We learn two things from this incident. First, children have the responsibility to believe in the words of their fathers. Second, believing in the words of their fathers is not enough; they should desire to know for themselves, by the promptings of the Holy Ghost, whether the teachings of their fathers are true.

Consider the following examples of children who have become converted to the gospel of Jesus Christ by remembering their parents’ teachings years after they had been taught.

Alma the Younger teaches his sons about Christ by teaching them about his own redemption from sin. To Helaman, he describes three days of terrible torment, caused by remembering his sins. He wished that he could have “become extinct both body and soul.” (Alma 36:15.) At that very moment, in the depths of despair, he remembers “to have heard my father prophesy unto the people concerning the coming of one Jesus Christ, a Son of God, to atone for the sins of the world.” (Alma 36:17; italics added.) Alma’s sorrow because of his sin eventually turns to relief through the power of redemption.

Like Alma, Enos, another of the Book of Mormon prophets, is deeply motivated by the words of his father. He says, “Behold, I went to hunt beasts in the forest; and the words which I had often heard my father speak concerning eternal life, and the joy of the saints, sunk deep into my heart.

“And my soul hungered; and I kneeled down before my Maker, and I cried unto him in mighty prayer and supplication for mine own soul.” (Enos 1:3–4.) After praying all day and into the night, he heard a voice saying, “Enos, thy sins are forgiven thee, and thou shalt be blessed … because … thy faith in Christ … hath made thee whole.” (Enos 1:5, 8.)

How significant that in the moment of Alma’s and Enos’s conversions the people who helped them remember Jesus Christ were their very own fathers, fathers who had taught them about the importance of the atonement.

The challenge for children is to know for themselves whether the testimony of their parents is true. The promise to children is that the righteous teachings of their fathers will be a help to them during tribulation; and that if they will remember and act upon these teachings they can be led to Jesus Christ. When we consider this repeated pattern—fathers teaching sons, and sons following Christ—the Savior’s words take on added significance: “The Son can do nothing of himself, but what he seeth the Father do.” (John 5:19.)

Especially for Fathers

The Book of Mormon has a sobering message for fathers, particularly the fathers of our generation. Like Mormon, we see our society violently rejecting family values through child abuse, divorce, wife beating, and shameless sexual sin.

What should we do? Like Alma, we must gather our children around us and tell them how we came to know freedom from sin through the atonement. Like Alma and Mormon, we must pray unceasingly for our children’s spiritual welfare. Like Lehi and Mosiah, when our children plead with us to know what they should do with their lives, we must go to the Lord in mighty prayer, desiring to know his will concerning our children’s decisions.
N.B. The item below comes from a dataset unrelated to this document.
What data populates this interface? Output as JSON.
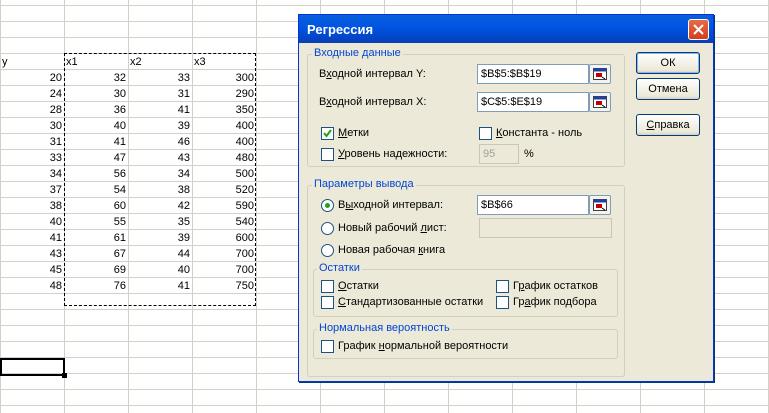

Like King Benjamin, we must obey the commandment of teaching our children. Like Lehi, we must teach with all the feelings of a tender parent. Like Jacob, we must speak to them of the joys of eternal life. Like Nephi, we must ponder the scriptures and write of our own spiritual experiences for the benefit of our children.

To defend ourselves against society’s attack on the family, the Book of Mormon counsels—father, teach your children. From Nephi’s opening words to Mormon’s farewell letter, fathers teach their children. It is no accident. With the teaching in many Latter-day Saint homes today being done by mothers, fathers must seriously think about this important message. No message could be more appropriate. The Book of Mormon, brought forth by God for us in our day, speaks with a plainness to fathers that cannot be misunderstood.

[photos] Photography by Welden Anderson

[illustrations] Illustrated by Arnold Friberg

[illustration] Illustrated by Ronald Crosby

[photo] Photography by Marty Mayo

Darwin Thomas, director of the Family Research Institute and a professor of child development and family relations at Brigham Young University, is bishop of the Spanish Fork Fourteenth Ward, Spanish Fork Utah Stake.